The awake crew consists of David Bowman (Kier Dullea, FAHRENHEIT 451, 2018, THE PATH TV Series), Frank Poole (Gary Lockwood, STAR TREK TV series) and HAL (voiced by Douglas Rain, who died only a month before I began writing this, ironically), the AI who runs the ship’s systems. HAL chats up the crew as they go about their day-to-day living inside a rotating tube, isolated from the rest of the sleeping crew, and also from each other, emotionally at least. The two men hardly speak until things begin to go wrong. I watched an interesting making-of documentary (the name of which escapes me but I imagine it can be found in any extended DVD or Blu-Ray edition) which highlights how every human character in this movie is almost emotionless. Every conversation, from Heywood Floyd skirting questions from the Russians, a conversation on the “moon bus” bringing scientists to the obelisk excavation site, to how Frank Poole and Dave Bowman speak to HAL and each other. Everyone has a dry, impassive personality. There is one significant exception: HAL, the AI computer (named, as most people know from fifty years of trivia games, after the company IBM, each letter shifted back one). Despite "his" steady, inflectionless speech, HAL has quite a personality, asking probing questions to the crew, and perhaps asking these aloud to himself – to the point HAL eventually goes a insane. This may have been caused by having to keep the secret of the mission from the crew for so long, or perhaps the realization that he made a mistake about an earlier mechanical problem (he is supposed to be incapable of mistakes). Humans, it seems, are devolving into emotionless automatons, while the machines they created are becoming more “alive.” Is this what happened to the species which initially planted evolutionary knowledge beginning with Moon-Watcher’s people? If nothing else, it's an interesting theory.

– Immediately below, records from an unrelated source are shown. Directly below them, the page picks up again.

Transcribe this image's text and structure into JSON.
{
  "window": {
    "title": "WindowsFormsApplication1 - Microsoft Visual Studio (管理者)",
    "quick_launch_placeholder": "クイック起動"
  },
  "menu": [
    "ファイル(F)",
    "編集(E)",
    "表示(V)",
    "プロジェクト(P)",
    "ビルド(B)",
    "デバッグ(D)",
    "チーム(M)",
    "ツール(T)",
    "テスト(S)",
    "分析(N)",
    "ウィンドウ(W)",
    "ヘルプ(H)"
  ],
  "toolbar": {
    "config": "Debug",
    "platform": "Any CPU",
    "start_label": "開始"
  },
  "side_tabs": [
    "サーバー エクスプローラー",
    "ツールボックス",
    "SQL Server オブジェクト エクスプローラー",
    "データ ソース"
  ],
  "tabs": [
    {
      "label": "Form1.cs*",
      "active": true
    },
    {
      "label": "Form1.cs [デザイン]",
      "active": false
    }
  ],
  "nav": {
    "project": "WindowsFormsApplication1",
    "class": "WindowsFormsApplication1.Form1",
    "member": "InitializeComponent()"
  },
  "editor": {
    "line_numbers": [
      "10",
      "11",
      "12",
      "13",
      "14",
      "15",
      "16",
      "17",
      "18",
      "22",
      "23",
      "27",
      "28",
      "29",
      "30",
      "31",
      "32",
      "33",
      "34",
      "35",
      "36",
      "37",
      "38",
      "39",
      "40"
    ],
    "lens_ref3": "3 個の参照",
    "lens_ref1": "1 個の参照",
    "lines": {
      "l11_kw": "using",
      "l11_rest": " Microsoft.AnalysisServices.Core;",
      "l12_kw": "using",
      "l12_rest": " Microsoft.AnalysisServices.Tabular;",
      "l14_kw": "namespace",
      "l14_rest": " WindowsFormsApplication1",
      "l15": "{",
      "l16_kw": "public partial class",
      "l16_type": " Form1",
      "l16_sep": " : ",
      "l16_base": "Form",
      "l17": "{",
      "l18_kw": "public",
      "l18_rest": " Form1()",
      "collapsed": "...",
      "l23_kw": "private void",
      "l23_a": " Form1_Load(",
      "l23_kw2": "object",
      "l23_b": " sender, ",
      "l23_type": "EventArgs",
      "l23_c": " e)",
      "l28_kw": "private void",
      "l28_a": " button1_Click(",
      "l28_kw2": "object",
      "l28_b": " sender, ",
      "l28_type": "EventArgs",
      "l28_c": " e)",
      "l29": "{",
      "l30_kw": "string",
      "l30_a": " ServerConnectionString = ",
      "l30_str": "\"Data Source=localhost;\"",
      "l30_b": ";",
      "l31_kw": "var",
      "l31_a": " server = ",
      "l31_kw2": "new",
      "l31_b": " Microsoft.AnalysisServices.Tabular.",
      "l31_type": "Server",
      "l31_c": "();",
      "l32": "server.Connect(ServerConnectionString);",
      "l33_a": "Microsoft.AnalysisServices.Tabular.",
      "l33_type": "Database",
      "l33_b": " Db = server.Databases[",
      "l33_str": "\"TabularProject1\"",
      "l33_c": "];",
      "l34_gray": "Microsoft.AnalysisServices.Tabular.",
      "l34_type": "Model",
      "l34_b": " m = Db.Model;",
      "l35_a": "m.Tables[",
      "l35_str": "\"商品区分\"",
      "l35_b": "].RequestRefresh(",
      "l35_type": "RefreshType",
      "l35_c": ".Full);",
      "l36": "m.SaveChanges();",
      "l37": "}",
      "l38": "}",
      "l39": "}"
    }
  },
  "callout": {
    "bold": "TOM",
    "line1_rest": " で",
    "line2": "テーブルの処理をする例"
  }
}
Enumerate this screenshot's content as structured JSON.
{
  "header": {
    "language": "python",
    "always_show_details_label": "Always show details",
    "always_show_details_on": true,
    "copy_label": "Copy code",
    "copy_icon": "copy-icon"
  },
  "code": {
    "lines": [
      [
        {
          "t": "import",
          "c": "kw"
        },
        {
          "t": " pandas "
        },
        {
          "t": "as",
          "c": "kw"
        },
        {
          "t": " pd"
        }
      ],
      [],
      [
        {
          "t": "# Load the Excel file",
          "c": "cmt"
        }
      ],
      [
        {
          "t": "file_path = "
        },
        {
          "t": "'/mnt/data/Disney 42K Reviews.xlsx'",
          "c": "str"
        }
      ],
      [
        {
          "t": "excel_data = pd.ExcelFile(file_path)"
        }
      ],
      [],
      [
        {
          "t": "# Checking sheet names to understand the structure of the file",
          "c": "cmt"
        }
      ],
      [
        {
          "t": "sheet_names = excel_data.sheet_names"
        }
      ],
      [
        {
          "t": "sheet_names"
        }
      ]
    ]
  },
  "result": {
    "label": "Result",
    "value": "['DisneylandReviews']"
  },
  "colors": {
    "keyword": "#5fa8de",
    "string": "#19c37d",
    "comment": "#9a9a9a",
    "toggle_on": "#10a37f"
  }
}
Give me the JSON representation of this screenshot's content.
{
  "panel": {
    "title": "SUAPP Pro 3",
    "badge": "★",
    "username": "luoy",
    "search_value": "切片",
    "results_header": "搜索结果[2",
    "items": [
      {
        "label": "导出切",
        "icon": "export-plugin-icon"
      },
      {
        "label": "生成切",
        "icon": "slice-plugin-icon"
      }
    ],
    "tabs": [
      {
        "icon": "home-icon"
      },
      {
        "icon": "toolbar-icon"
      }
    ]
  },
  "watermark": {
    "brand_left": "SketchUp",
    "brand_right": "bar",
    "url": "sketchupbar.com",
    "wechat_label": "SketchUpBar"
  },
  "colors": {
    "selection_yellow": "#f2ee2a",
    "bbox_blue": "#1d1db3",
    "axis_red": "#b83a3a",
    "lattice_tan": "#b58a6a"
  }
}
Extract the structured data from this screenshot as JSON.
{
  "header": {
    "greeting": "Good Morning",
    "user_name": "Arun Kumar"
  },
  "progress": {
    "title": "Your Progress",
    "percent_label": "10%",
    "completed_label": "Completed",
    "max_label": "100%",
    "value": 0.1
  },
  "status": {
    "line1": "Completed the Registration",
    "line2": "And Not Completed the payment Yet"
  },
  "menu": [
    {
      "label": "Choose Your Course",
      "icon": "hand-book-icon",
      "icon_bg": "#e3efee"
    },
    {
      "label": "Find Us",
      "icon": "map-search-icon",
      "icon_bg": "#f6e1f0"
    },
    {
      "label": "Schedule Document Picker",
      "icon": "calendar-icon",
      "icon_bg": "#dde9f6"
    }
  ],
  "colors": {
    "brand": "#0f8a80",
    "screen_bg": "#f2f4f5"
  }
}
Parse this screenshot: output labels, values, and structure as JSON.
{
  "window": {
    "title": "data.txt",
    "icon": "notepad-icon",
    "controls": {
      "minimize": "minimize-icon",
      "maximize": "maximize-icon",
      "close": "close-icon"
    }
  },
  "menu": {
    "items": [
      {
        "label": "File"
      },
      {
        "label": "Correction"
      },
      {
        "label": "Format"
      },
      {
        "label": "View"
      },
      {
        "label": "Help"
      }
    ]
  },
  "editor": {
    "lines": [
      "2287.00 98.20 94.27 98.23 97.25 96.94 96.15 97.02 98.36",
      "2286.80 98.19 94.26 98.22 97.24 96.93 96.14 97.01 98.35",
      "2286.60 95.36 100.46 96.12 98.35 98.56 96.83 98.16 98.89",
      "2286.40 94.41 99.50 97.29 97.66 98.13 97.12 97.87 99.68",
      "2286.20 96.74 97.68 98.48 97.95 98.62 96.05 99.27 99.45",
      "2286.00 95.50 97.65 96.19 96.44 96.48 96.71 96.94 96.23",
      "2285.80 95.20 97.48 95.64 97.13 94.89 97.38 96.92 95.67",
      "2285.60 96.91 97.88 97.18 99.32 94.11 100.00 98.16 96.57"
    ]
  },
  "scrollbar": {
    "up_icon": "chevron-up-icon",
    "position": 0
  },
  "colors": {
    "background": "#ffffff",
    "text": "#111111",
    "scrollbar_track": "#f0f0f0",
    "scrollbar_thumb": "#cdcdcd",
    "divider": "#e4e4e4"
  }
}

Throughout the movie, especially in acts two and three, the special effects still rival today’s films, and all were done without CGI. One of my favorite scenes is when Dave Bowman blasts himself out of a shuttle into the Discovery’s airlock without a helmet. For years, I would wonder how the effects crew managed this, only recently realizing that he was dropped into the set towards a camera which was facing up. He was wearing a bungee cord to simulate weightlessness. All of this, of course, speaks volumes to either the creativity of the filmmakers fifty years ago, or the dim-wittedness of your humble reviewer.

The internal sets are built to scale, especially the rotating crew quarters which always spins to generate gravity. It's located, one assumes, within the ship’s circular command module (looking externally much like the moon shuttle Heywood Floyd traveled in from the space station). The set itself must have spun, as we watch Frank Poole jogging around the ring, his steps slowed to keep time with rotation. Clever cuts make it seem David Bowman is sitting down eating his meal on one part of the ring while Frank runs above him. The crew moves from the artificial gravity of the ring into the “axle” to access other parts of the ship, such as navigation. When the actors do this, they are floating in zero gravity which must have been simulated via strings, but it’s not obvious. All of it feels authentic enough that the viewer stops questioning how some of it is being done, because the realism is expected by now. This likely makes what happens later so jarring, both to us and David Bowman.

This is not to say there are no continuity errors. I may be wrong, and welcome someone to explain if for no other reason than some closure on a question. The main quarters are in a ring rotating – one assumes – in the primary front section of the ship. There's no other obvious place it can be. Above this is the pilot station, visible through red-lighted windows like the moon shuttle. Along the bottom are round doors leading to a large bay where the space suits are found and two or three one-man shuttles. When it comes to scale, especially seeing someone in the pilot seat above and a shuttle disembarking from below, one would have a hard time imagining that large, rotating ring possibly fitting in between. Though this might seem like a small deal, it’s one that always struck me as off somehow.

One that whiny note, let's take a bathroom break, and come on back when you're ready so we can finish this tome of a review / discussion by clicking here.